Yelp is another user-reviewed restaurant finder, but what it lacks in poker machine-style try your luck, it makes up for in content – it searches for more than just restaurants, including bars, cafes, petrol stations and chemists. You can search by neighbourhood, distance from your current location, price and what’s open now (great for those late-night munchies). You can then look up the contact details to book a table. Much like the Urbanspoon app, you still need to make your way to a PC to leave a full review, with the app only supporting draft reviews. A glaring omission from two otherwise great apps.
An honourable mention must go to TripAdvisor, which while aimed at tourists, can aid you just as well in your local city. You can find restaurants based on distance, type, rating and price range. Ratings and reviews are provided by the many TripAdvisor users and cover not only restaurants, but also hotels, attractions and other interesting activities. As it’s for travel, it also has a flight search function. I’ve always found that tourists explore cities with more zeal than locals, so this app may just introduce you to parts of your home town that you never knew existed.
Poynt gives you access to a list of nearby restaurants, including their contact details, but doesn’t offer the maps view that other apps do. It’s also powered by Yellow Pages, which while authoritative, may not be fully representative as I’m sure many businesses just don’t bother paying for that service in a Google-powered world.
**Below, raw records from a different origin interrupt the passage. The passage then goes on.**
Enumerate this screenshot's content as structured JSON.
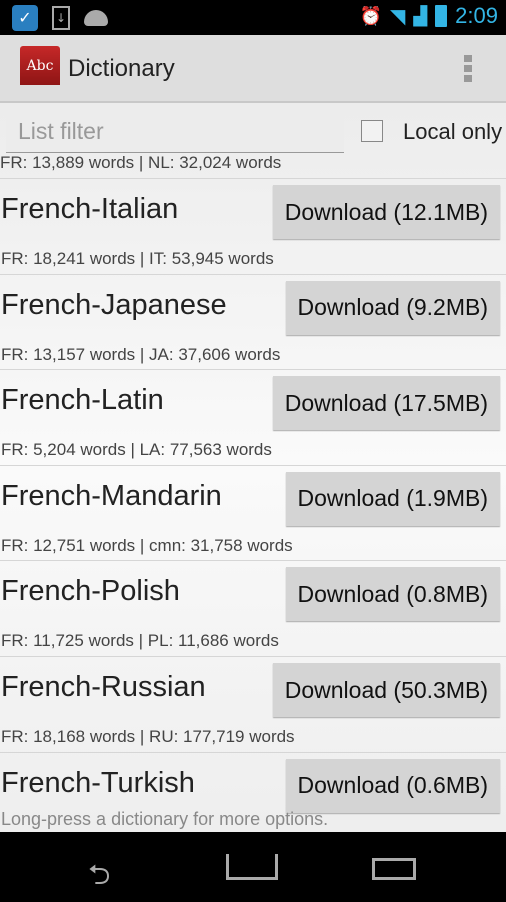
{
  "status": {
    "time": "2:09",
    "icons": [
      "security-app-icon",
      "download-icon",
      "android-icon",
      "alarm-icon",
      "wifi-icon",
      "signal-icon",
      "battery-charging-icon"
    ]
  },
  "appbar": {
    "title": "Dictionary",
    "logo_text": "Abc"
  },
  "filter": {
    "placeholder": "List filter",
    "value": "",
    "local_only_label": "Local only",
    "local_only_checked": false
  },
  "partial_row": {
    "words": "FR: 13,889 words | NL: 32,024 words"
  },
  "rows": [
    {
      "name": "French-Italian",
      "button": "Download (12.1MB)",
      "words": "FR: 18,241 words | IT: 53,945 words"
    },
    {
      "name": "French-Japanese",
      "button": "Download (9.2MB)",
      "words": "FR: 13,157 words | JA: 37,606 words"
    },
    {
      "name": "French-Latin",
      "button": "Download (17.5MB)",
      "words": "FR: 5,204 words | LA: 77,563 words"
    },
    {
      "name": "French-Mandarin",
      "button": "Download (1.9MB)",
      "words": "FR: 12,751 words | cmn: 31,758 words"
    },
    {
      "name": "French-Polish",
      "button": "Download (0.8MB)",
      "words": "FR: 11,725 words | PL: 11,686 words"
    },
    {
      "name": "French-Russian",
      "button": "Download (50.3MB)",
      "words": "FR: 18,168 words | RU: 177,719 words"
    },
    {
      "name": "French-Turkish",
      "button": "Download (0.6MB)",
      "words": ""
    }
  ],
  "hint": "Long-press a dictionary for more options.",
  "accent": "#33b5e5"
}
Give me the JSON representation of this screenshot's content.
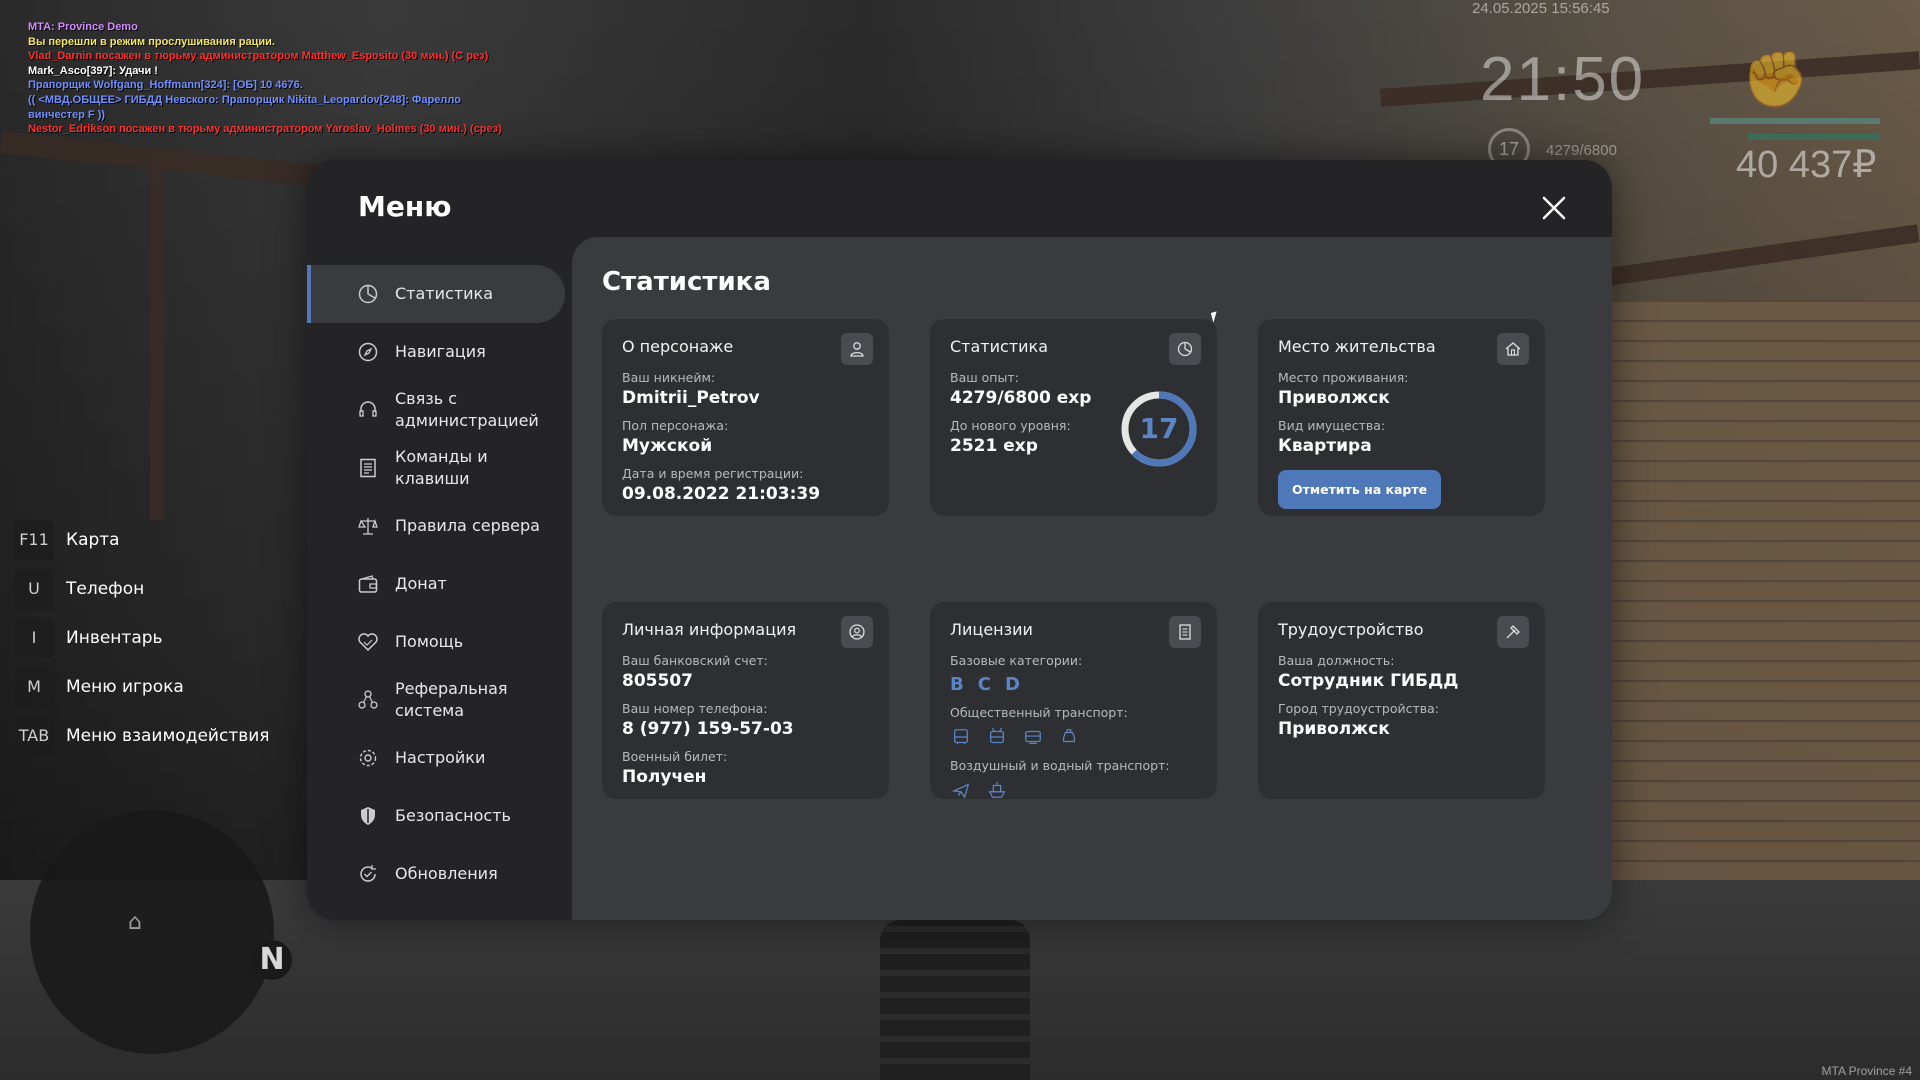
{
  "chat": [
    {
      "text": "MTA: Province Demo",
      "color": "#d38cff"
    },
    {
      "text": "Вы перешли в режим прослушивания рации.",
      "color": "#f5e663"
    },
    {
      "text": "Vlad_Darnin посажен в тюрьму администратором Matthew_Esposito (30 мин.) (С рез)",
      "color": "#ff3030"
    },
    {
      "text": "Mark_Asco[397]: Удачи !",
      "color": "#ffffff"
    },
    {
      "text": "Прапорщик Wolfgang_Hoffmann[324]: [ОБ] 10 4676.",
      "color": "#7090ff"
    },
    {
      "text": "(( <МВД.ОБЩЕЕ> ГИБДД Невского: Прапорщик Nikita_Leopardov[248]: Фарелло винчестер F ))",
      "color": "#7090ff"
    },
    {
      "text": "Nestor_Edrikson посажен в тюрьму администратором Yaroslav_Holmes (30 мин.) (срез)",
      "color": "#ff3030"
    }
  ],
  "hud": {
    "date": "24.05.2025 15:56:45",
    "time": "21:50",
    "level": "17",
    "exp": "4279/6800",
    "money": "40 437₽"
  },
  "hotkeys": [
    {
      "key": "F11",
      "label": "Карта"
    },
    {
      "key": "U",
      "label": "Телефон"
    },
    {
      "key": "I",
      "label": "Инвентарь"
    },
    {
      "key": "M",
      "label": "Меню игрока"
    },
    {
      "key": "TAB",
      "label": "Меню взаимодействия"
    }
  ],
  "radar": {
    "north": "N"
  },
  "watermark": "MTA Province #4",
  "menu": {
    "title": "Меню",
    "nav": [
      {
        "label": "Статистика",
        "icon": "pie-chart-icon"
      },
      {
        "label": "Навигация",
        "icon": "compass-icon"
      },
      {
        "label": "Связь с\nадминистрацией",
        "icon": "headset-icon"
      },
      {
        "label": "Команды и\nклавиши",
        "icon": "document-icon"
      },
      {
        "label": "Правила сервера",
        "icon": "scales-icon"
      },
      {
        "label": "Донат",
        "icon": "wallet-icon"
      },
      {
        "label": "Помощь",
        "icon": "handshake-heart-icon"
      },
      {
        "label": "Реферальная\nсистема",
        "icon": "people-network-icon"
      },
      {
        "label": "Настройки",
        "icon": "gear-icon"
      },
      {
        "label": "Безопасность",
        "icon": "shield-icon"
      },
      {
        "label": "Обновления",
        "icon": "refresh-check-icon"
      }
    ],
    "content_title": "Статистика",
    "cards": {
      "character": {
        "title": "О персонаже",
        "nick_label": "Ваш никнейм:",
        "nick": "Dmitrii_Petrov",
        "gender_label": "Пол персонажа:",
        "gender": "Мужской",
        "reg_label": "Дата и время регистрации:",
        "reg": "09.08.2022 21:03:39"
      },
      "stats": {
        "title": "Статистика",
        "exp_label": "Ваш опыт:",
        "exp": "4279/6800 exp",
        "next_label": "До нового уровня:",
        "next": "2521 exp",
        "level": "17",
        "level_progress": 0.63
      },
      "residence": {
        "title": "Место жительства",
        "place_label": "Место проживания:",
        "place": "Приволжск",
        "property_label": "Вид имущества:",
        "property": "Квартира",
        "button": "Отметить на карте"
      },
      "personal": {
        "title": "Личная информация",
        "bank_label": "Ваш банковский счет:",
        "bank": "805507",
        "phone_label": "Ваш номер телефона:",
        "phone": "8 (977) 159-57-03",
        "military_label": "Военный билет:",
        "military": "Получен"
      },
      "licenses": {
        "title": "Лицензии",
        "base_label": "Базовые категории:",
        "categories": [
          "B",
          "C",
          "D"
        ],
        "public_label": "Общественный транспорт:",
        "public_icons": [
          "bus-icon",
          "trolleybus-icon",
          "tram-icon",
          "taxi-icon"
        ],
        "air_label": "Воздушный и водный транспорт:",
        "air_icons": [
          "plane-icon",
          "boat-icon"
        ]
      },
      "job": {
        "title": "Трудоустройство",
        "position_label": "Ваша должность:",
        "position": "Сотрудник ГИБДД",
        "city_label": "Город трудоустройства:",
        "city": "Приволжск"
      }
    }
  }
}
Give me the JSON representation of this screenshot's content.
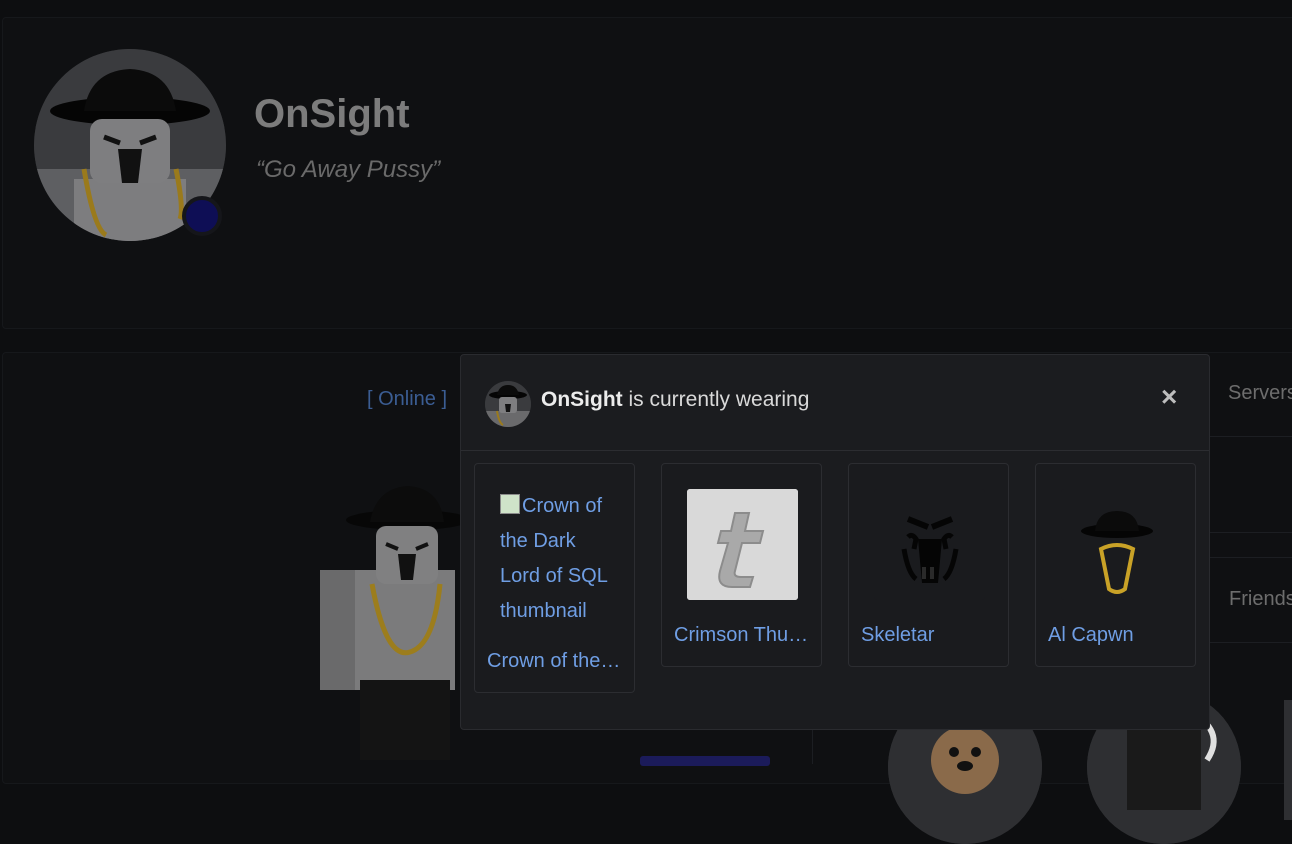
{
  "profile": {
    "username": "OnSight",
    "blurb": "“Go Away Pussy”",
    "presence_color": "#0e0e55"
  },
  "background_page": {
    "online_status": "[ Online ]",
    "servers_label": "Servers",
    "friends_label": "Friends"
  },
  "modal": {
    "username": "OnSight",
    "title_suffix": " is currently wearing",
    "close_icon": "×",
    "items": [
      {
        "name": "Crown of the Dark Lord of SQL",
        "alt": "Crown of the Dark Lord of SQL thumbnail",
        "thumb": "broken-image"
      },
      {
        "name": "Crimson Thunder",
        "thumb": "t-logo"
      },
      {
        "name": "Skeletar",
        "thumb": "skull-face"
      },
      {
        "name": "Al Capwn",
        "thumb": "hat-chain"
      }
    ]
  },
  "colors": {
    "link": "#6f9ee4",
    "modal_bg": "#1b1c1f",
    "page_bg": "#0d0e10"
  }
}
However, it also offers movie times and cinema locations, so you can arrange your dinner-and-a-movie date all from the one app. Of less relevance to your hot date is its generic business listings functionality, although maybe you could use this to find a pharmacy.
Australian Good Food & Travel Guide
An authority on where you should eat or visit since 1977, the Australian Good Food & Travel Guide reviewers independently appraise more than 25,000 restaurants, accommodation, wineries, bars, attractions, providores and function venues each year, throughout Australia. The app allows you to compare prices, see photos, read and write customer reviews, vote for your favourite places, find recommended specialities, access exclusive offers and discounted rates, and take advantage of member specials. The two versions offer different interfaces, with (as usual) iOS having the edge. Search could be improved in both with the addition of food categories and the number of reviews is dwarfed by the crowd-sourced apps already mentioned.